2. Штирлиц шёл по лесу и наткнулся на сук. “Шли бы вы домой, девушки. Война всё-таки!”
“Stierlitz walked in a wood and ran into SUK. ‘You’d better go home, girls. It’s wartime.’
suk is ambiguous between the noun meaning ‘bough’ and the plural accusative (and genitive) form of the noun suka ‘bitch’. Since in the first sentence, a wood is mentioned, the word is naturally interpreted as ‘a bough’. But when Stierlitz starts talking to it and even calls it “girls”, it becomes clear that the noun has to be reinterpreted.
3. Штирлиц шёл по лесу и увидел голубые ели. Штирлиц присмотрелся и увидел, что голубые не только ели, но и пили.
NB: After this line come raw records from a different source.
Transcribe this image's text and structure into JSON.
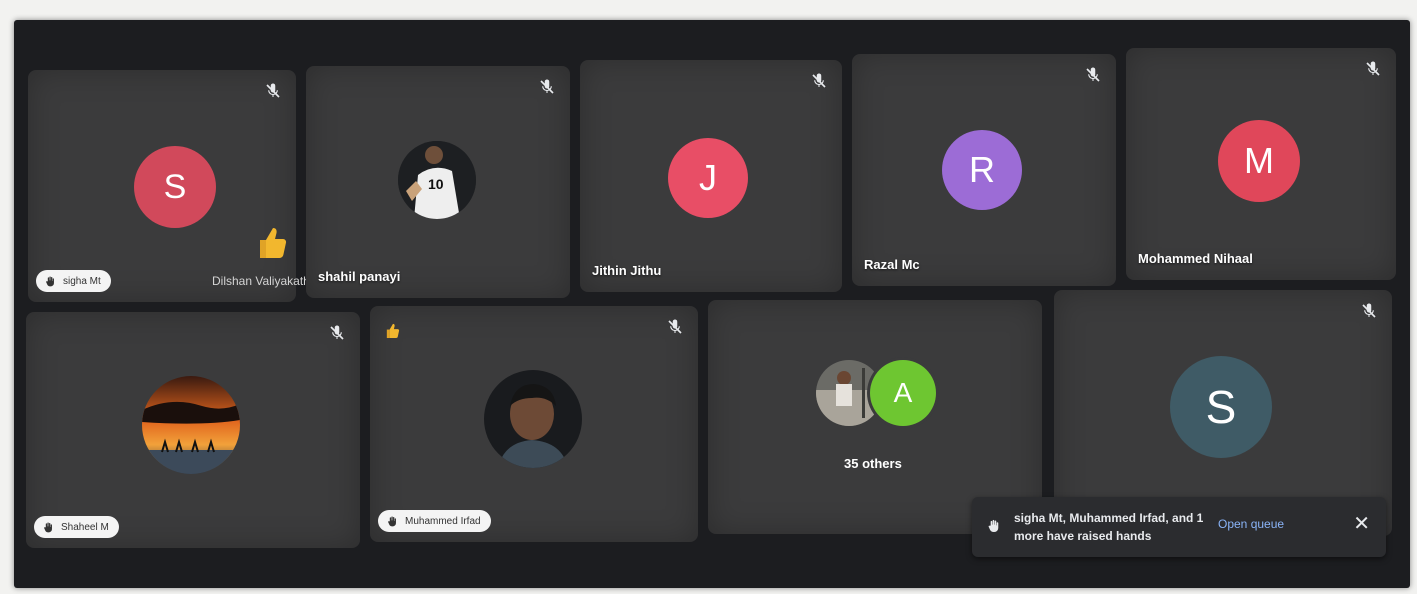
{
  "colors": {
    "tile_bg": "#3b3b3c",
    "avatar_s1": "#d1495b",
    "avatar_j": "#e84e66",
    "avatar_r": "#9c6cd6",
    "avatar_m": "#e0475a",
    "avatar_a": "#6ec631",
    "avatar_s2": "#3f5b66",
    "link_blue": "#8ab4f8"
  },
  "participants_row1": [
    {
      "initial": "S",
      "chip_name": "sigha Mt",
      "hand_raised": true,
      "muted": true
    },
    {
      "name": "shahil panayi",
      "muted": true
    },
    {
      "initial": "J",
      "name": "Jithin Jithu",
      "muted": true
    },
    {
      "initial": "R",
      "name": "Razal Mc",
      "muted": true
    },
    {
      "initial": "M",
      "name": "Mohammed Nihaal",
      "muted": true
    }
  ],
  "floating_name": "Dilshan Valiyakath",
  "participants_row2": [
    {
      "chip_name": "Shaheel M",
      "hand_raised": true,
      "muted": true
    },
    {
      "chip_name": "Muhammed Irfad",
      "hand_raised": true,
      "muted": true,
      "reaction": "thumbs-up"
    },
    {
      "initial": "A",
      "others_label": "35 others"
    },
    {
      "initial": "S",
      "muted": true
    }
  ],
  "toast": {
    "message": "sigha Mt, Muhammed Irfad, and 1 more have raised hands",
    "action_label": "Open queue",
    "close_label": "✕"
  }
}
“Stierlitz walked in a wood and saw GOLUBYE ELI. On a closer view GOLUBYE not only ELI but also drank.”
Here, we deal with double homonymy. The word golubye is ambiguous, similarly in part to the adjective gay in English. The Russian adjective can mean either ‘blue’ (a color) or ‘homosexual’. In turn, eli as a noun means ‘fir-trees’ (in the plural) and as a verb, ‘ate’ (past tense, plural). Like in 2, we begin with a sentence about a wood, so in the first sentence, the ambiguous expression gets interpreted as “blue spruces” (a very beautiful kind of fir). But the syntax of the next sentence, as well as the verb pili ‘drank’, forces us to reinterpret the expression as a clause “homosexuals ate / were eating”. You can see from 2 and 3 that German woods during WWII formed a rather curious place with rich social life!
4. Штирлиц выстрелил в Мюллера в упор. Мюллер не упал. “Броневой,”- подумал Штирлиц.
“Stierlitz shot Muller at point-blank range. Muller didn’t fall. ‘BRONEVOJ’, Stierlitz thought.”
The adjective bronevoj means ‘armored’ or ‘shielded’, so everything would make sense and there would be nothing funny about the joke…but the family name of the actor who plays Muller is Bronevoj! So Stierlitz’ insight becomes ambiguous. The fact that information from the real world, which could not become accessible to Stierlitz, is brought into the reality of the movie,
contributes to the humorous effect.
As you see, when a joke based on homonymy is translated and then explained, the result is not funny at all. You can appreciate the work of translators who have to deal with such challenges!
Below, I provide several additional jokes of this kind for Russian speakers. All these jokes are based on the relation of homonymy. In the next post, we get back to English facts and turn to a different lexical relation.
5. Лампа светила, но света не давала. Штирлиц погасил лампу и Света дала.
6. Встретив гестаповцев, Штирлиц выхватил шашку и закричал: "Порублю!" Гестаповцы скинулись по рублю и убежали.
7. Штирлиц лёг на гальку. Галька вскрикнула и убежала.
8. Штирлиц сел в машину. "Всё, можно трогать!"- сказал он. "Ого-го!"- потрогала Кэт.
9. Штирлиц топил печку. Через час печка утонула.